  • Economical Options: If you're looking for budget-friendly materials, 3-tab shingles are the most affordable. They provide basic protection and are easy to install, making them a cost-effective choice for many homeowners.
  • Mid-Range Choices: Architectural shingles and rubber slate roofing fall into the mid-range category. They offer enhanced durability and aesthetics without breaking the bank.
  • High-End Materials: If budget is less of a concern and you're looking for premium options, consider slate, clay, or concrete tiles. These materials have a higher initial cost but offer exceptional durability and a high-end appearance.

3. Considering Durability and Maintenance

Think about how long you want your roof to last and how much maintenance you are willing to perform. Different materials have varying lifespans and maintenance requirements.

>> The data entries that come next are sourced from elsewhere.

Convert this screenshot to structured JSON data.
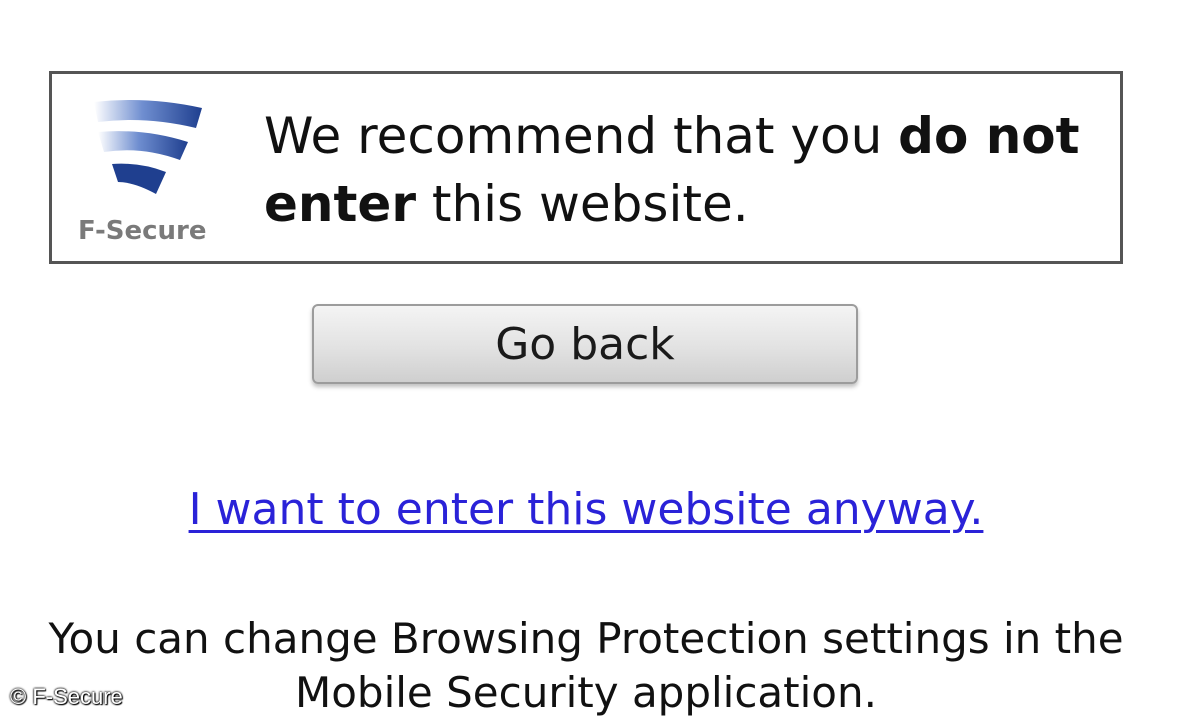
{
  "warning": {
    "logo_text": "F-Secure",
    "headline_part1": "We recommend that you ",
    "headline_bold": "do not enter",
    "headline_part2": " this website."
  },
  "actions": {
    "go_back_label": "Go back",
    "enter_anyway_label": "I want to enter this website anyway."
  },
  "info": {
    "line1": "You can change Browsing Protection settings in the",
    "line2": "Mobile Security application."
  },
  "watermark": {
    "text": "© F-Secure"
  },
  "colors": {
    "link": "#2a22d8",
    "logo_blue": "#1f3f8f",
    "border": "#555555"
  }
}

  • Low Maintenance: If you prefer minimal upkeep, metal roofing and rubber slate are excellent choices. They require little maintenance and have long lifespans, reducing the need for frequent repairs or replacements.
  • Moderate Maintenance: Architectural shingles offer a good balance of durability and maintenance. They require occasional inspections and minor repairs but generally hold up well over time.
  • High Maintenance: Cedar shingles provide a natural, rustic look but demand significant maintenance, especially in humid climates. They need regular treatments to prevent mold and decay.

4. Aesthetic Preferences

Your roof significantly contributes to your home’s curb appeal. Choose a material that complements your home’s style and enhances its overall look.

  • Traditional Look: If your home has a classic or traditional design, asphalt shingles, slate, and cedar shingles are great options. They blend well with various architectural styles and offer timeless appeal.
  • Modern or Industrial Style: For modern or industrial-style homes, metal roofing and TPO membrane roofing provide a sleek, contemporary appearance. They are available in various colors and finishes to match your aesthetic preferences.
  • Mediterranean or Spanish Style: Clay or concrete tiles are ideal for Mediterranean or Spanish-style homes. They offer a distinctive, elegant look and are available in various shapes and colors.

Choosing the right roofing material for your new home involves balancing multiple factors, including climate, budget, durability, aesthetics, and maintenance. By thoroughly researching and considering your specific needs, you can select a roofing material that will protect and enhance your home for years to come.



Q: What are the most durable roofing materials?

A: Slate and clay/concrete tiles are among the most durable, with lifespans exceeding 100 years.

Q: Are metal roofs a good investment?

A: Yes, metal roofs offer a long lifespan of up to 50 years and excellent resistance to extreme weather, making them a solid investment.

Q: How often do asphalt shingles need to be replaced?

A: Standard 3-tab asphalt shingles typically need replacing every 20 years, while architectural shingles can last up to 30 years.

Q: Is rubber slate roofing environmentally friendly?

Yes, rubber slate roofing is made from recycled rubber products, making it an eco-friendly option.

Q: Do cedar shingles require a lot of maintenance?

A: Yes, cedar shingles require regular maintenance to prevent mold and decay, especially in humid climates.

Q: Can I install a metal roof over existing shingles?

A: In many cases, yes, metal roofs can be installed over existing shingles, reducing the cost and effort of removal.


9903 Georgetown Pike Suite 201
Great Falls, VA 22066
(703) 865-5065